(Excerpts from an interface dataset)
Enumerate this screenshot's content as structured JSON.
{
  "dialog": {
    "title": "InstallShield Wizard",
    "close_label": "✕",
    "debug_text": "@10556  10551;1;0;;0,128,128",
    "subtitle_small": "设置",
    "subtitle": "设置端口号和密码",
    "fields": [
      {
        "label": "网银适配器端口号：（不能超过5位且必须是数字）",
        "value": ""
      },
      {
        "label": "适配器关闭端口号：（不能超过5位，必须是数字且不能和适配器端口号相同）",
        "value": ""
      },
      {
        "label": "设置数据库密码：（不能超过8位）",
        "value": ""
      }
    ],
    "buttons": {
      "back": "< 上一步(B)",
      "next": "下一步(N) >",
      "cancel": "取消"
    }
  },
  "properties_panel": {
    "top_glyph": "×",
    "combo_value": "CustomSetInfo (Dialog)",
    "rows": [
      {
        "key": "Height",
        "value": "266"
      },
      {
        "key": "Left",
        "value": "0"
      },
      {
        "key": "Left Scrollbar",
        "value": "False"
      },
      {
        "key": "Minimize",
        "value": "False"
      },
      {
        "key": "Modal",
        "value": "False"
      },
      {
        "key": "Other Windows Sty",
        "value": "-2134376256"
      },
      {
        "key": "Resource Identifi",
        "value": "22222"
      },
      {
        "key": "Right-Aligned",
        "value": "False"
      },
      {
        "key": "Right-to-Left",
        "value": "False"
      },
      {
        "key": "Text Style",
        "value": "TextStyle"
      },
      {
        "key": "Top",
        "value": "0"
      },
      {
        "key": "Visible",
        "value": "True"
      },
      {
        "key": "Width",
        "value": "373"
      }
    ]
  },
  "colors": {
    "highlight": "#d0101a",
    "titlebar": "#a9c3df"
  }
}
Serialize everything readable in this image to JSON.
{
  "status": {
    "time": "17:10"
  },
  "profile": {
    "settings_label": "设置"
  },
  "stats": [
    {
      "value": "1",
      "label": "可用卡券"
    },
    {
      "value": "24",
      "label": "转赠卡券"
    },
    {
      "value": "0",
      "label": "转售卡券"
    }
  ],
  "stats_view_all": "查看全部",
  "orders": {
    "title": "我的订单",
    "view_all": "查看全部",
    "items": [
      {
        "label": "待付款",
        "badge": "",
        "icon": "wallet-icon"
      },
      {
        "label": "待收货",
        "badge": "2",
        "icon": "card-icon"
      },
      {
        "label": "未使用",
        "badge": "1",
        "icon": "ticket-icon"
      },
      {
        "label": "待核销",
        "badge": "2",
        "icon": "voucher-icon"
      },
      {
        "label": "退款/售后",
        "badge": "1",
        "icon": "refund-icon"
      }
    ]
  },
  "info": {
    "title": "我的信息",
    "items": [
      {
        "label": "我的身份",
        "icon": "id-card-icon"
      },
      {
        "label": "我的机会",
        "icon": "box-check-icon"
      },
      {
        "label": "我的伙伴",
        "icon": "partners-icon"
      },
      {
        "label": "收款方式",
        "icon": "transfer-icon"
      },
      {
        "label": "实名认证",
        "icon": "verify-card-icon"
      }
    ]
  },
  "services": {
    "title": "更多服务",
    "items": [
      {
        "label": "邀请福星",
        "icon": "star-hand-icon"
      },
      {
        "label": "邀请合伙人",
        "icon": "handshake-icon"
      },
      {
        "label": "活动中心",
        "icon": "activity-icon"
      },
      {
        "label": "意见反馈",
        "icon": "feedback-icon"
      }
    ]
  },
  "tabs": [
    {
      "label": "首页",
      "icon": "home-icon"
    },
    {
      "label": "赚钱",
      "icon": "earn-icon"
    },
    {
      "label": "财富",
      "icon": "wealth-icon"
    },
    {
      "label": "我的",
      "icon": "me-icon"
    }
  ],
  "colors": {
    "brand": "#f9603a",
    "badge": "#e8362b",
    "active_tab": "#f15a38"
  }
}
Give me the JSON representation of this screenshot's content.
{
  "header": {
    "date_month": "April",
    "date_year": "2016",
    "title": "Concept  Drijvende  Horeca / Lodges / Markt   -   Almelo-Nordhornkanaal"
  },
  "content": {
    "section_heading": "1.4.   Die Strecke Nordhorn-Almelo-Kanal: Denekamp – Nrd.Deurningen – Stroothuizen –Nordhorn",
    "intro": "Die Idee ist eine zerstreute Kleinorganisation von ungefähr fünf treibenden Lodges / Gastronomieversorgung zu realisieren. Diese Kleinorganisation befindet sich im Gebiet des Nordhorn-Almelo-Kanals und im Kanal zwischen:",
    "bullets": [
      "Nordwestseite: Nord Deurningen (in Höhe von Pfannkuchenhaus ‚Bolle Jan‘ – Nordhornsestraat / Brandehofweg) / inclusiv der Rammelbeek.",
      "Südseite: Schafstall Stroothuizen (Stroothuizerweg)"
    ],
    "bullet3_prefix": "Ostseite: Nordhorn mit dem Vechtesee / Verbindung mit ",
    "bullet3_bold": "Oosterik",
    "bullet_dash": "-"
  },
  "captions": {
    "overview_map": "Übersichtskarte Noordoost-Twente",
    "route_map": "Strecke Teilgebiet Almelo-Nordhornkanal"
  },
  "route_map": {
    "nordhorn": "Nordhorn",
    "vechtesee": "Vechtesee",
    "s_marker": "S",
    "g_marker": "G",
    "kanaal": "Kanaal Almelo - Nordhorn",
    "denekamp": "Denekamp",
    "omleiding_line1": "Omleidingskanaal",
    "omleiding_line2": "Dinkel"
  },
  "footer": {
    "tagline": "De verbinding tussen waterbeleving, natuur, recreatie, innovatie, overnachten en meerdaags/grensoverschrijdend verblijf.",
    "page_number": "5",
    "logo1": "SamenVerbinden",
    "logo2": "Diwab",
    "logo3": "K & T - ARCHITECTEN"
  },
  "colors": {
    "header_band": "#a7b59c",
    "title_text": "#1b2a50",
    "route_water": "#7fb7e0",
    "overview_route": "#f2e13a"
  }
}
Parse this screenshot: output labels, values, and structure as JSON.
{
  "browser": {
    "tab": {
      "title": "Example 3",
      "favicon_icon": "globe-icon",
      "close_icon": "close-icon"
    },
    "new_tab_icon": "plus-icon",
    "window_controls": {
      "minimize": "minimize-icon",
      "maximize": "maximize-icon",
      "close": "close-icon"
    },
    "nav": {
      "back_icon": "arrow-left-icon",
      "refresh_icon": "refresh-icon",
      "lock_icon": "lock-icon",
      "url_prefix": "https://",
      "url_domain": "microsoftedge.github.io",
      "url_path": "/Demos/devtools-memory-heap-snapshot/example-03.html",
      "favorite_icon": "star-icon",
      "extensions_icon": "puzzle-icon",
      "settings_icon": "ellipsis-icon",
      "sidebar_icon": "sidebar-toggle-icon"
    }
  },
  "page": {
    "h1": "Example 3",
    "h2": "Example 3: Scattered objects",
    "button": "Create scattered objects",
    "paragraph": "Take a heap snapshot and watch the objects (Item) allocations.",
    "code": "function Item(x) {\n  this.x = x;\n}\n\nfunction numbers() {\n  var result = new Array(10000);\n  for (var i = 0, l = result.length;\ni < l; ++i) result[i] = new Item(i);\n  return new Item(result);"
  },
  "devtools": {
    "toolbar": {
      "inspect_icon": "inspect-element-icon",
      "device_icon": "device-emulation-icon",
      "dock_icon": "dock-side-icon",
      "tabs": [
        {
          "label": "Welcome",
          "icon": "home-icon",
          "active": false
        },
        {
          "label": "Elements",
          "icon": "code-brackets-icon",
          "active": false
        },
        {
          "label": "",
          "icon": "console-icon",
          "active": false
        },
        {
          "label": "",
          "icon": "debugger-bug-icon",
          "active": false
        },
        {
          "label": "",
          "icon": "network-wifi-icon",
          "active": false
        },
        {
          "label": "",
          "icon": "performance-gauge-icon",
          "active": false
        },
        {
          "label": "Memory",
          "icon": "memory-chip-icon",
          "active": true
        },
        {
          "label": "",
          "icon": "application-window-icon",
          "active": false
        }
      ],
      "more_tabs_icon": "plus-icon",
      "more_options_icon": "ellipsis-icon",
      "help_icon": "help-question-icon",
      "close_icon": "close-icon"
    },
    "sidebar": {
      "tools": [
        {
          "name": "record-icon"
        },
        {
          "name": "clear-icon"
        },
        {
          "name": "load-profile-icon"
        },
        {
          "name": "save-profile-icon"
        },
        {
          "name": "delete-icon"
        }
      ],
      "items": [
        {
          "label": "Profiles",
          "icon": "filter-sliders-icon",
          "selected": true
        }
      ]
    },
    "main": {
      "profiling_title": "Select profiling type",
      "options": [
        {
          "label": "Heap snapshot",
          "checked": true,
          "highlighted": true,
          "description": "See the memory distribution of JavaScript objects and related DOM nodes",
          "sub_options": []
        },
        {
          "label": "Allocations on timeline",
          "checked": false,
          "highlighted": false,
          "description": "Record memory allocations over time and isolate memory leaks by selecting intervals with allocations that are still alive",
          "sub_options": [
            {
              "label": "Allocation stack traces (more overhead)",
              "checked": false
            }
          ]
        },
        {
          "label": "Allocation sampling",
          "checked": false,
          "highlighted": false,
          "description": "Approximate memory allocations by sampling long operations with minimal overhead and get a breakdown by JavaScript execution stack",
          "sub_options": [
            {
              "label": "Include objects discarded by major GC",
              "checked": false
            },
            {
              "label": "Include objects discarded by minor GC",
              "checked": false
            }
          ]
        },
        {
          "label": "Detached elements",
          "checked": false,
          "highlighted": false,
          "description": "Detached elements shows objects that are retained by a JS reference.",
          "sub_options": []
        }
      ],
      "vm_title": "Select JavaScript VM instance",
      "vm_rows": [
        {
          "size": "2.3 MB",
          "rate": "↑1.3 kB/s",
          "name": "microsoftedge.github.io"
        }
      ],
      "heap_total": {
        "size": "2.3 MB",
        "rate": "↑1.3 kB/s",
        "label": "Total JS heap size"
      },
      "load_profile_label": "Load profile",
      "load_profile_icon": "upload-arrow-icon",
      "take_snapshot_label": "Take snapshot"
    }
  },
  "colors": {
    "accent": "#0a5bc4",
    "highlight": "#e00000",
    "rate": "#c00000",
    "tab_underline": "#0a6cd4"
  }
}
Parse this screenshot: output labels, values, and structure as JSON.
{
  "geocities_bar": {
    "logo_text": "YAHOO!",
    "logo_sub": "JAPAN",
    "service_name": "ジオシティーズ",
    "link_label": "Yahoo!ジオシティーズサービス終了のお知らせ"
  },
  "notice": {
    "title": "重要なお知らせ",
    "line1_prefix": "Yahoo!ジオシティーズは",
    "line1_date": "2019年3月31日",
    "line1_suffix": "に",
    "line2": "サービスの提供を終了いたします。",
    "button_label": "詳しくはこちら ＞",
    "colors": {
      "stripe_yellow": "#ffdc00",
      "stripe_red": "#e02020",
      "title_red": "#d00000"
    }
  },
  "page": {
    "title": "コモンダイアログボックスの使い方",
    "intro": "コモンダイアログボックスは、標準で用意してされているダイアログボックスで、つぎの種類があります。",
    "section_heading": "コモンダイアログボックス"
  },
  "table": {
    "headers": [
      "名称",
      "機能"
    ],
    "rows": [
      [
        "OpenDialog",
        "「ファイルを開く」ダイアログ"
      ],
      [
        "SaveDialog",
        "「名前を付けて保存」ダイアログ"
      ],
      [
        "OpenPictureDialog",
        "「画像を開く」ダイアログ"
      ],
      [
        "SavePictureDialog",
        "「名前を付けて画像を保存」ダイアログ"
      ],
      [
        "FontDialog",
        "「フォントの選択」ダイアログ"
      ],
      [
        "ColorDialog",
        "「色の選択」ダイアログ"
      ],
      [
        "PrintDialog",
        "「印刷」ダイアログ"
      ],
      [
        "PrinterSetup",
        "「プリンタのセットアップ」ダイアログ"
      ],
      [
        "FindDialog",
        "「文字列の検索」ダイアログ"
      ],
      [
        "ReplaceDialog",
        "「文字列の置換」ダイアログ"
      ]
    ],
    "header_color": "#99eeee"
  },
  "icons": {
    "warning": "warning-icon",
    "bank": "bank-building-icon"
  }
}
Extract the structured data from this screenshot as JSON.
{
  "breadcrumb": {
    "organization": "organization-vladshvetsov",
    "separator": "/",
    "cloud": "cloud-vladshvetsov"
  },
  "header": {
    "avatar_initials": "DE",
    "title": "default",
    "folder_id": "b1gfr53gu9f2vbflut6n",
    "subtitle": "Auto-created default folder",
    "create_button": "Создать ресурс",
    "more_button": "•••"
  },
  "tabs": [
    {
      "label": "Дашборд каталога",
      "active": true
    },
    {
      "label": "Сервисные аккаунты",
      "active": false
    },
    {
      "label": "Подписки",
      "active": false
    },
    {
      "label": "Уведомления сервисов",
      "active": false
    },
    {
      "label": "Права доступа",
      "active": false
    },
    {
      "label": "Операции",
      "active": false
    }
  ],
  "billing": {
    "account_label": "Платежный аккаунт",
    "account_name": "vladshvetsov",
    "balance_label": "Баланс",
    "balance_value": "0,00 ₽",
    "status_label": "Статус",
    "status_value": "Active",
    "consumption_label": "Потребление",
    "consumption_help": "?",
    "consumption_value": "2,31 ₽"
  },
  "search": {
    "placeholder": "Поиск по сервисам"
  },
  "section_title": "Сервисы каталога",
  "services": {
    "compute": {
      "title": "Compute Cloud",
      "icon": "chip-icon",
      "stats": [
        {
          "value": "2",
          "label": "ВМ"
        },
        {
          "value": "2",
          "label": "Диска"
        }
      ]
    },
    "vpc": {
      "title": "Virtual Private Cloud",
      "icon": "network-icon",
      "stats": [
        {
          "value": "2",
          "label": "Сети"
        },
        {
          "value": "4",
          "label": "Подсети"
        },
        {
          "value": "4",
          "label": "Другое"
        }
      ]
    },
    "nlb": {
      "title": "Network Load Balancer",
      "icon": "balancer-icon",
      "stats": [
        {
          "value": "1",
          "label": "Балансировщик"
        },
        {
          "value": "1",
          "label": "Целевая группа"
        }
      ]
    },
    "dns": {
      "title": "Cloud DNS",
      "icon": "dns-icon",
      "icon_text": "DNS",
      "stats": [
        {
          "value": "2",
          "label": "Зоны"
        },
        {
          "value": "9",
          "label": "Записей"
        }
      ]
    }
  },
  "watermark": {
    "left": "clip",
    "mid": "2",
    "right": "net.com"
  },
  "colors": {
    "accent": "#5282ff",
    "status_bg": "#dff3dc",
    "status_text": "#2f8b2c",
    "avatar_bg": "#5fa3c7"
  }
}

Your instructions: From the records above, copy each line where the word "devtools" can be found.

Answer to this exercise:
      "url_path": "/Demos/devtools-memory-heap-snapshot/example-03.html",
  "devtools": {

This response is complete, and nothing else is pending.